Welcome to the first installment in a multi-part series on ADHD and substance use (read Part 2 here)! In this series we will be going in-depth on topics specific to adult ADHD and substance use including: common symptoms and behaviours of ADHD, the neurological aspects of ADHD, common habits around recreational drug use and self-medicating, and the prescription medications most commonly used by people with ADHD. This first part of the series hopes to give a brief overview clarifying common ideas and misconceptions about ADHD and how substance use can become a part of the ADHD lived experience.
You may have heard or read somewhere that it’s more likely for people with Attention Deficit Hyperactivity Disorder (ADHD) to develop substance use issues or even just generally struggle with self-moderation when it comes to substances. In fact, as many as a quarter of adults seeking treatment for substance use related disorders also have an ADHD diagnosis.
That also doesn’t account for all the people that may suspect they have ADHD but are undiagnosed, or those that maybe don’t even realize they have it to begin with. But how does that actually present itself in real life? What does it look like to be an adult with ADHD trying to help mitigate some of those symptoms with substances and self-medicating? First we have to start with outlining what some of those symptoms are. Continue reading
With the stay at home order, social isolation, prolonged stress and employment loss- it is no surprise that substance use may be more prevalent during this time. We’ll cover some of the data that was collected by the Canadian Centre on Substance Use and Addiction (CCSA) in the earlier months of the pandemic. The CCSA asked over 1000 respondents during April of 2020, about their alcohol and cannabis use habits/rates.
Rates of, and demographics of use:
Have the days gotten longer, but time for yourself seems shorter?
When it comes to our mind, body and soul, we have to take the time to nurture ourselves. During the times of COVID-19, a lot is surpassing us within our day-to-day life, and it is now more than ever that we have to dive deep in taking care of ourselves.
With self-care, it should be known that there is a lot more than picking one specific day.
You are a beautiful temple who deserves nourishment all day every day and using that ‘self-care Sunday’ may feel good in the moment, but it is not enough. You are more than one day a week kind of deal.
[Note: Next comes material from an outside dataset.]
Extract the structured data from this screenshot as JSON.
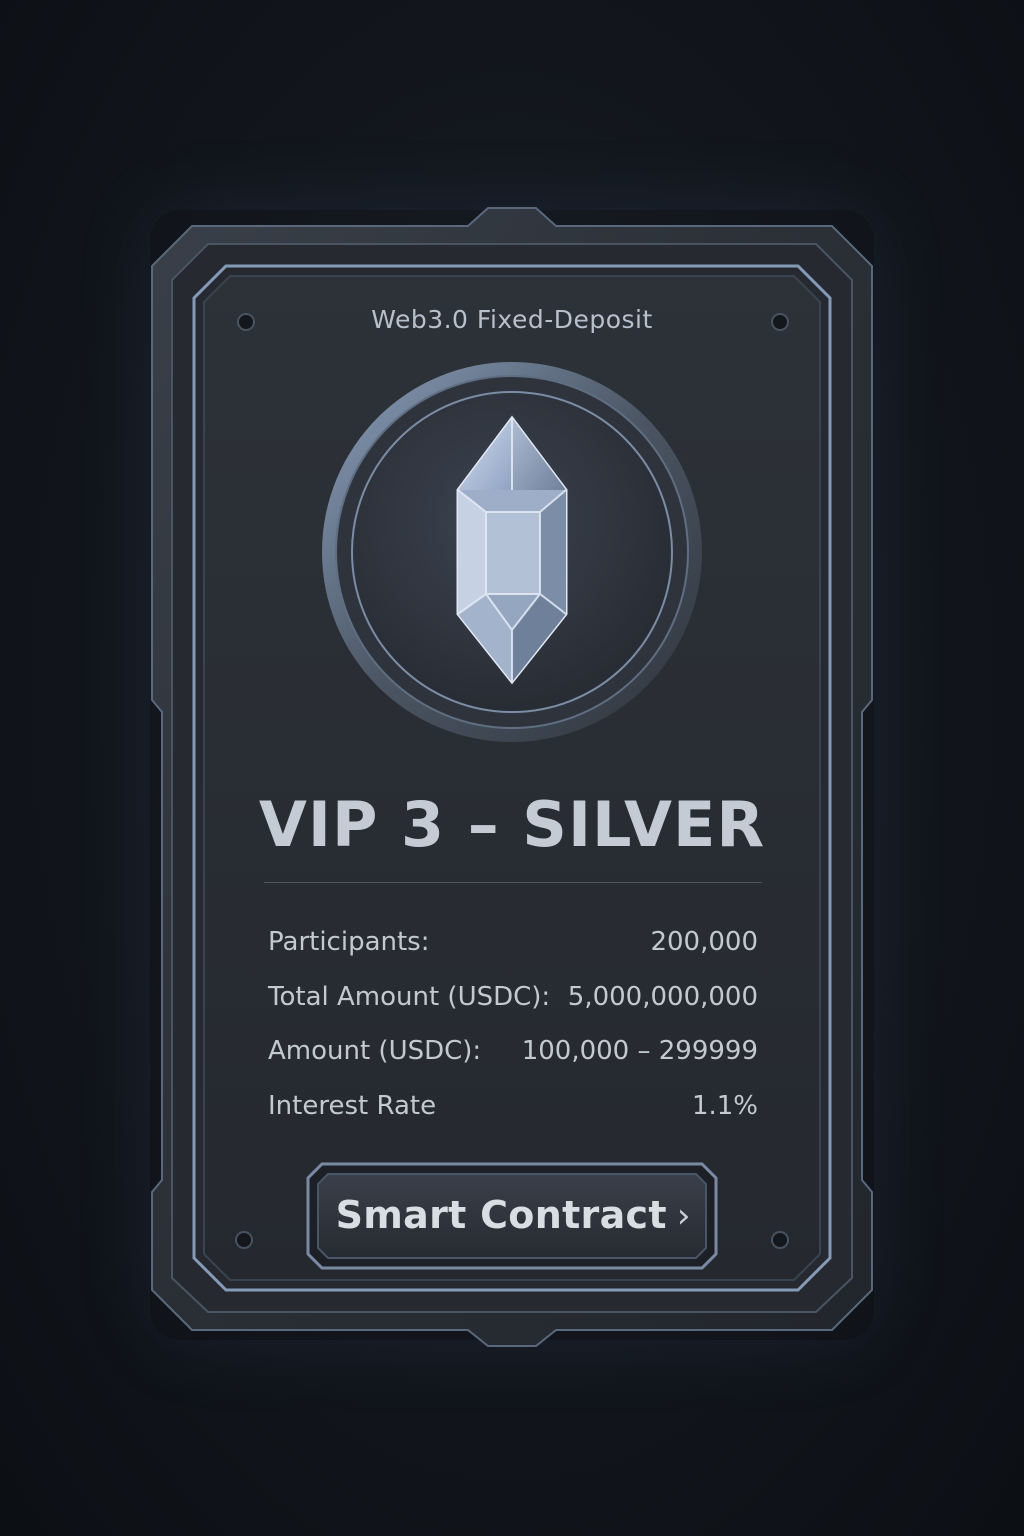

Being stuck at home and watching Netflix is quite cozy, why not throw in a face mask or cucumber water to keep hydrated and remember to keep the body moving!
What is Self-Care?
The WHO 1998 definition:
‘Self-Care is what people do for themselves to establish and maintain health, and to prevent and deal with illness. It is a broad concept encompassing hygiene (general and personal), nutrition (type and quality of food eaten), lifestyle (sporting activities, leisure etc.), environmental factors (living conditions, social habits, etc.) socio-economic factors (income level, cultural beliefs, etc.) and self-medication.’
During a pandemic our bodies may go into deep shock. Life is becoming more stressful as good news is hard to find these days. Being able to take that time for relaxation or just managing your own personal stress can help with maintaining your wellness.
Managing Stress Continue reading
Winter is upon us and whatever holidays you celebrate or markers of time passing you acknowledge, there is usually an element of traditions, gathering with loved ones, special food and gift or token giving involved. All of that will look somewhat different this year, there’s no doubt about that, and there are still many options for connecting with each other and reflecting on the previous year.
What are some Activities you can do with low/no risk?